Your task:
All lines in the material containing the word "JSON" need to be copied.

━━━ Source data

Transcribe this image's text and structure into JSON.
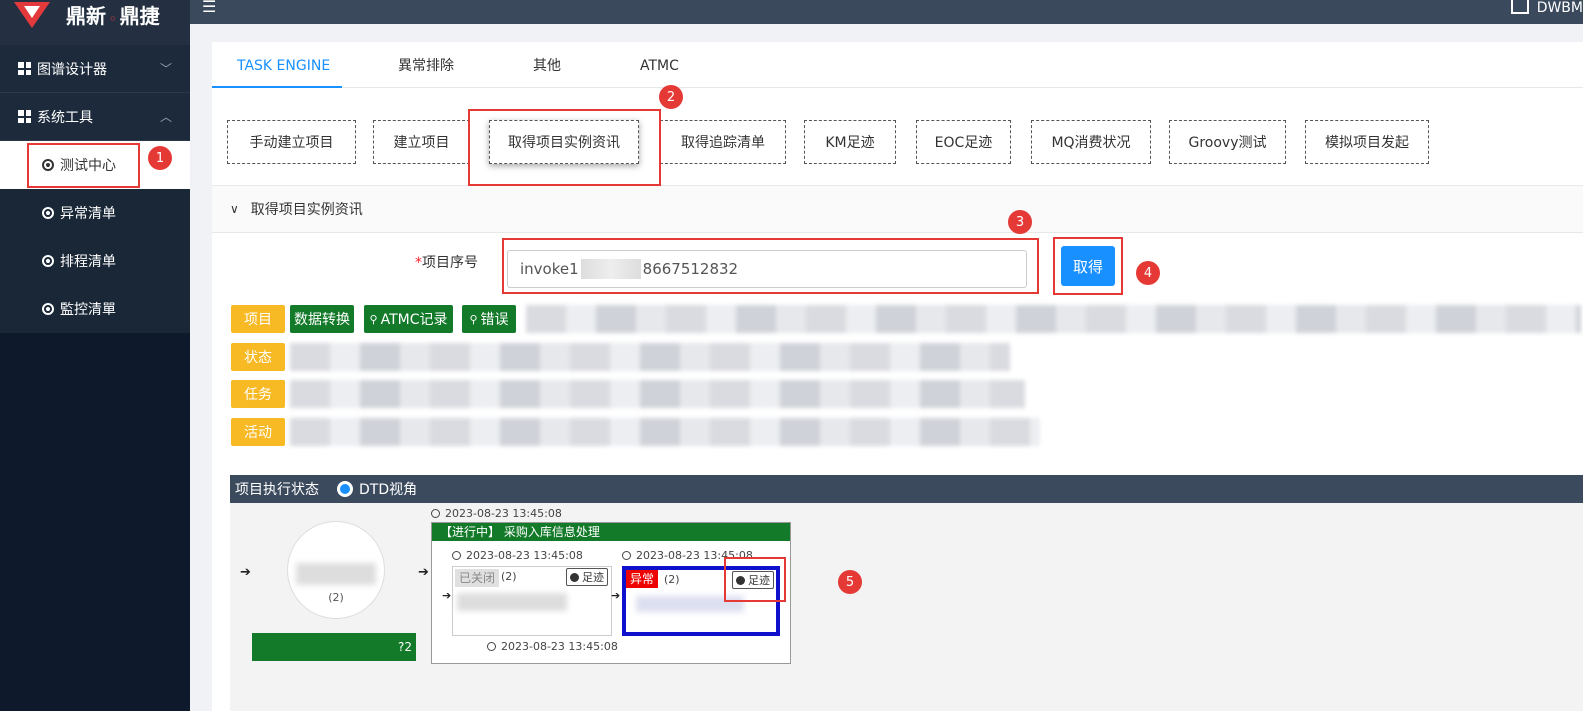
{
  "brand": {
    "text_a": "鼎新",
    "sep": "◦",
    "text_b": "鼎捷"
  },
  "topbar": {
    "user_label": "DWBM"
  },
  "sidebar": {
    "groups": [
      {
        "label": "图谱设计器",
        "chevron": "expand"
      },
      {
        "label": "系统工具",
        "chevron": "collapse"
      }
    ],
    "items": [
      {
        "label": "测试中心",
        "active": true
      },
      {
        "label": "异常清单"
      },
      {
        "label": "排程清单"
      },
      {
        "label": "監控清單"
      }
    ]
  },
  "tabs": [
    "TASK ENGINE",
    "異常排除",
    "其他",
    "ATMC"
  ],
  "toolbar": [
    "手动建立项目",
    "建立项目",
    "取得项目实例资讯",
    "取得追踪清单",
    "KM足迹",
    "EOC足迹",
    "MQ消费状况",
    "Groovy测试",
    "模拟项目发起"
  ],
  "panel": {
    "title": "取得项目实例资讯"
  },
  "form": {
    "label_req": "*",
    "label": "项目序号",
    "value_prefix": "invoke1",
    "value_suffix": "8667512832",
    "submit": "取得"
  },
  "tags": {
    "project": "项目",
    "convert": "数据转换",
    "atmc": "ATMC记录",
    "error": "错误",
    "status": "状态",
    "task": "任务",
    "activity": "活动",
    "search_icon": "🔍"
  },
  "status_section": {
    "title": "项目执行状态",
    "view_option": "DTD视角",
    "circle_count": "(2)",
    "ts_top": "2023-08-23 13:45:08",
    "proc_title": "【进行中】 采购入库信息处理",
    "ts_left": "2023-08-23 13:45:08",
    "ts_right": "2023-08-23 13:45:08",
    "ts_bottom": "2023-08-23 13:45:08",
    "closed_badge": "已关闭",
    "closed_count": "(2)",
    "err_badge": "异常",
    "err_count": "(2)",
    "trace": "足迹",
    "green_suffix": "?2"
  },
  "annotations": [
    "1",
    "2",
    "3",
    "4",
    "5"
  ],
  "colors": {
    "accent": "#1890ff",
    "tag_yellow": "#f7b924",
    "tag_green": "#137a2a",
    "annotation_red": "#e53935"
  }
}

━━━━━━
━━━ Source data

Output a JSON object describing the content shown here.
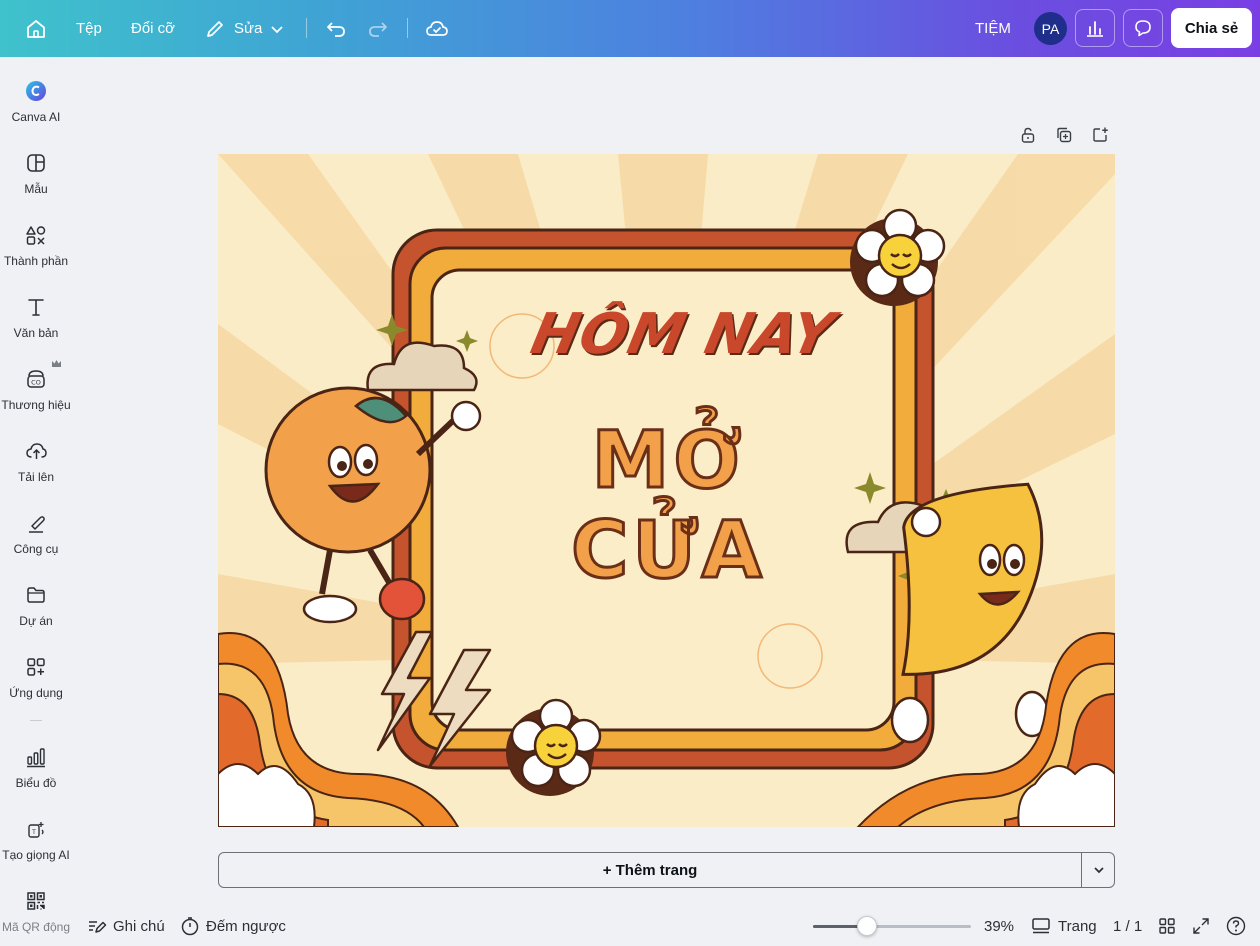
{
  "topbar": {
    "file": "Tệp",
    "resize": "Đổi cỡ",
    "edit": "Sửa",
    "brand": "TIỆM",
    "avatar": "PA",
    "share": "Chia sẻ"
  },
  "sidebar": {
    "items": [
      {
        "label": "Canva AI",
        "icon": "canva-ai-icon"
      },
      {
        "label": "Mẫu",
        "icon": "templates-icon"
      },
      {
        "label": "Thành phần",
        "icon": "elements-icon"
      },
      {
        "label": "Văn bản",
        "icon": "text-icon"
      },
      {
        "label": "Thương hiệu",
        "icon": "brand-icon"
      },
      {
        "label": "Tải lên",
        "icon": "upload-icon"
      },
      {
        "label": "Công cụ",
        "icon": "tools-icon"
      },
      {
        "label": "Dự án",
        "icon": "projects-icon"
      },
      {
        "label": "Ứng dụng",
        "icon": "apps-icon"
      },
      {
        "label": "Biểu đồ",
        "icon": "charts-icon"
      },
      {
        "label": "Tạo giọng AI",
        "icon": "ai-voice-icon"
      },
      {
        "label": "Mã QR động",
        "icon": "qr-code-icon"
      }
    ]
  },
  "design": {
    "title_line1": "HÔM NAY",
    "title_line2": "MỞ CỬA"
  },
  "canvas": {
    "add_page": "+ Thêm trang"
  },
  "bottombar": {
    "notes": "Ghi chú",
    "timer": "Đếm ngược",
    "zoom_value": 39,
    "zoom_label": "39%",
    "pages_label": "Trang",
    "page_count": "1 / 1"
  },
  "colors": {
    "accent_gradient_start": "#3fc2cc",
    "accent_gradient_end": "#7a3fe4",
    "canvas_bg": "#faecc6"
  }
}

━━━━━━

Answer to the exercise:
Transcribe this image's text and structure into JSON.
Output a JSON object describing the content shown here.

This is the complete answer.